ERP Testing ERP Business Analysts ERP Contracting ERP Data Migration ERP Reasons to Get One ERP Forces Changes in Business Rules ERP One ERP is the same as any other ERP ERP Security is OXYMORON ERP The Whole is Bigger than the Parts
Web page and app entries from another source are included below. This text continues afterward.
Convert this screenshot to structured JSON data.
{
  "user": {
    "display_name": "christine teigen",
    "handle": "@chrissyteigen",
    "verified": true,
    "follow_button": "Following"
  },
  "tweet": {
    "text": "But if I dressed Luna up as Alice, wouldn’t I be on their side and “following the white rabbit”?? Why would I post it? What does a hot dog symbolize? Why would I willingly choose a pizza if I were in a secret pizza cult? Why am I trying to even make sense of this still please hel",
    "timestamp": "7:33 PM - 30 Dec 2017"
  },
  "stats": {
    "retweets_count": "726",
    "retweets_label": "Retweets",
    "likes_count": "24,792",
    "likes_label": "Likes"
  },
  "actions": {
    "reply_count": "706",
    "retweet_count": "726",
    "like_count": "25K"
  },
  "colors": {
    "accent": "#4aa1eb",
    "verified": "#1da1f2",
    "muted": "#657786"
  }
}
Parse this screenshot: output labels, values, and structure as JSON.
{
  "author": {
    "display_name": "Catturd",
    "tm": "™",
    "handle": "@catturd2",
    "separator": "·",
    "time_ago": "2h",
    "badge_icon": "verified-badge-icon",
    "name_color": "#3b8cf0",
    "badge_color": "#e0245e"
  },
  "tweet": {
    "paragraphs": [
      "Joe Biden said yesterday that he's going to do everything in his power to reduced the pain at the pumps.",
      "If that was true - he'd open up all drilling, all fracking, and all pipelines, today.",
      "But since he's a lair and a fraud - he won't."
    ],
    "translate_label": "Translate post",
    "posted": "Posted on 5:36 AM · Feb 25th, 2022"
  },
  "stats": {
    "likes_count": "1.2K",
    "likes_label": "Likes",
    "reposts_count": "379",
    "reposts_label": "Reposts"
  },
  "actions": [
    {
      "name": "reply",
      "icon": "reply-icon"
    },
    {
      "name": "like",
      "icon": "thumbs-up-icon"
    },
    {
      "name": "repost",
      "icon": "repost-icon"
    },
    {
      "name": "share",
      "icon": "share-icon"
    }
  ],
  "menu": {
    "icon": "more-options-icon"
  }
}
Here is a short article on what to do about ERP security if you have to administer a system, application or database associated with an ERP. Just because I look at Baan today does not mean that PeopleSoft or SAP or any ERP is any better. I am just using Baan as an example.Security in Baan installed on Unix is laughable. The rest of the ERP products have the same problems. All of Baan's security effort is concentrated in a layer of application code that controls access to "screens", the Baan forms user interface. And it is a huge pain to setup and administer. But it is easy to bypass if you have the installs I have seen done by Baan employees and third party contractors from the "big five minus one". I will look at a single massive problem that can easily deny service. In Baan the file system is wide open. Most files are read-write group. Application code, config files, temporary files, everything. All users belong to that group. This means that Baan's security is so bad that the integrity of the whole system is wide open to disruption by the users of the system by inadvertently typing in simple user commands. So the problem can be defined as "How can a user accidentally hit the file system and destroy it." A constraint on corrective action is that immediate change of file privileges will break the ERP application with high probability. Changing file privileges will be a long analysis and testing process. In this example I will do the obvious. How do users usually change files? Telnet, SSH, Shell access, ftp, some sorts of application access. In ERPs the application access usually includes a shell interface to the OS and an "ad hoc query" interface that can sometimes punch through to the file system. So the first corrective action is get with the system administrators to secure the application host. It is quickest and easiest way to a bit of security. And least amount of configuration management. Shut down any services that allow users on the application host. Telnet, the "r" services not used (rlogin, remote shell, etc), ftp, things on ports that are left on by default, you know the drill. TCP wrap whatever is left with user/host restrictions, as there will always be some lame services used by the ERP and other stuff. Good sys admins have already done this. At the same time have the ERP application administrator remove any shell access privileges the users can get through the application client. All the ERP's can grant some type of shell access to the application host through the client. No doubt it is even the default user setup in many situations. The next thing the ERP application administrator should do is remove "ad hoc query" privileges from users through the application client for the same reasons above. The added risk factors of "ad hoc query" are performance problems from user "developing" database queries on the production environment. The easy part is done. To better protect the ERP application, especially Baan, file system privileges must be changed. For Baan, much of the file access problem can be fixed by "chmod g-w" on most of the application files outside of the configuration files and temporary files. Of course, there is much analysis and testing involved to make sure the file privilege changes do not destroy the ERP application. There are tedious exceptions that must be handled one by one. One exception is the "ad hoc query" function in Baan. Typically some poor user thinks the entire company will not function if he can't join every table to every other table in the database and effect a denial of service attack with his ad hoc query. But the queries are written to files in the heart of the Baan application files. Whatever. So by tracing file change dates you find out what few directories and files those are, put the group write back on them to shut him up. So now you are secure from some poor user mistakenly typing in "rm *" and taking out the whole Baan application. Except for the poor schmoe with the ad hoc query privileges. But now you know whose ERP sessions to kill if there are any performance problems. Real security against a determined hacker is another thing all together. This article only tries to keep ERP users from accidentally destroying the system.